(Saturday, November 21)
“Zhamanak” comments on reports that President Serzh Sarkisian will give a rare televised interview in Armenia on the eve of the December 6 referendum on his constitutional amendments. The paper notes that Sarkisian most recently spoke to Armenian television in March 2013 and made statements that have mostly not proved right. “For instance, he stated that the [Russian-led] Eurasian Economic Union does not want Armenia to join it,” it says. “It emerged later on, however, that Serzh Sarkisian had to hastily decide to join it [in September 2013.]” Armenians should bear this in mind when they watch his next interview, concludes the paper.
“Zhoghovurd” finds it weird that Sarkisian has still not made any public statements in connection with the referendum initiated by him. The paper says while it is true that his calls for Armenians to vote for his amendments might actually backfire there needs to be a clear explanation for his non-involvement in the “Yes” campaign conducted by his Republican Party of Armenia (HHK).

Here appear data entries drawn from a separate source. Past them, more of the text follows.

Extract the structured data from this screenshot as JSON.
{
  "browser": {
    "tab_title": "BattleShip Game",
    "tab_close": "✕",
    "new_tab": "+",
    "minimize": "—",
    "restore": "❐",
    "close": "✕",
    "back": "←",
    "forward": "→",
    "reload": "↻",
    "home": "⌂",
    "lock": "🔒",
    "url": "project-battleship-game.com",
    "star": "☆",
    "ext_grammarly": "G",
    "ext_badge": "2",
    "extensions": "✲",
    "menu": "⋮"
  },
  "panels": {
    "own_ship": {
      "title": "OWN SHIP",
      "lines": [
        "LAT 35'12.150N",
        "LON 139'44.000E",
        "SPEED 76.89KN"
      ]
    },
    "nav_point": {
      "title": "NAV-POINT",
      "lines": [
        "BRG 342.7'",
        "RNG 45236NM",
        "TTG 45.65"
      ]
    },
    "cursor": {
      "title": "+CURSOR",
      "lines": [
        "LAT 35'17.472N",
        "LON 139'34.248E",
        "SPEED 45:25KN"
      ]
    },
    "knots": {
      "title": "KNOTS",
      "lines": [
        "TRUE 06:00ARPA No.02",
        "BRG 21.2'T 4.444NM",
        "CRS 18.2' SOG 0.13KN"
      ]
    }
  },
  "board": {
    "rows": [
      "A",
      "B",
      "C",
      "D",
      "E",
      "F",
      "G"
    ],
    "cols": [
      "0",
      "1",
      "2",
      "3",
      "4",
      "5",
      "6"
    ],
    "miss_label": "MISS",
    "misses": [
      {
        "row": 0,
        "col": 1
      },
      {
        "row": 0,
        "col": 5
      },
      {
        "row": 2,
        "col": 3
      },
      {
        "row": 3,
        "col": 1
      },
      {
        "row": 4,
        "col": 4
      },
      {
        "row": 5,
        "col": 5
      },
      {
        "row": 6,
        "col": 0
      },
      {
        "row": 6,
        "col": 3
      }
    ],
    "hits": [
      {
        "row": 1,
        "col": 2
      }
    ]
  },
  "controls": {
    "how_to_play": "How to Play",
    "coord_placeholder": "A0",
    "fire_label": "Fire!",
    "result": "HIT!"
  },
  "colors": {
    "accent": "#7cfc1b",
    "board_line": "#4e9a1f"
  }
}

“Experience shows that the roof cause of continuing defeats suffered by our radical opposition is actions that are not commensurate with the existing political situation,” writs “Hayots Ashkhar.” The pro-presidential paper singles out radical opposition groups aligned in the New Armenia Public Salvation Front for criticism. It says their calls for a referendum boycott contradict their plans to launch a campaign of “civil disobedience” on December 1 aimed at toppling Sarkisian.
“One of the most serious problems, if not the most serious one, of Armenia’s political system is the absence of responsibility and loss of memory,” “168 Zham” writes in connection with former President Robert Kocharian’s periodical interviews in which he criticizes the current government. “People can hold senior positions for many years, carry out criminal acts or display inactivity during that period, then leave office and … make from time to time judgments about others’ shortcomings. Armenia’s second president, Robert Kocharian, is a vivid example of this phenomenon.” The paper says that although Kocharian’s statements are usually spot on, “he speaks of the kind of vicious phenomena that date back to his rule.”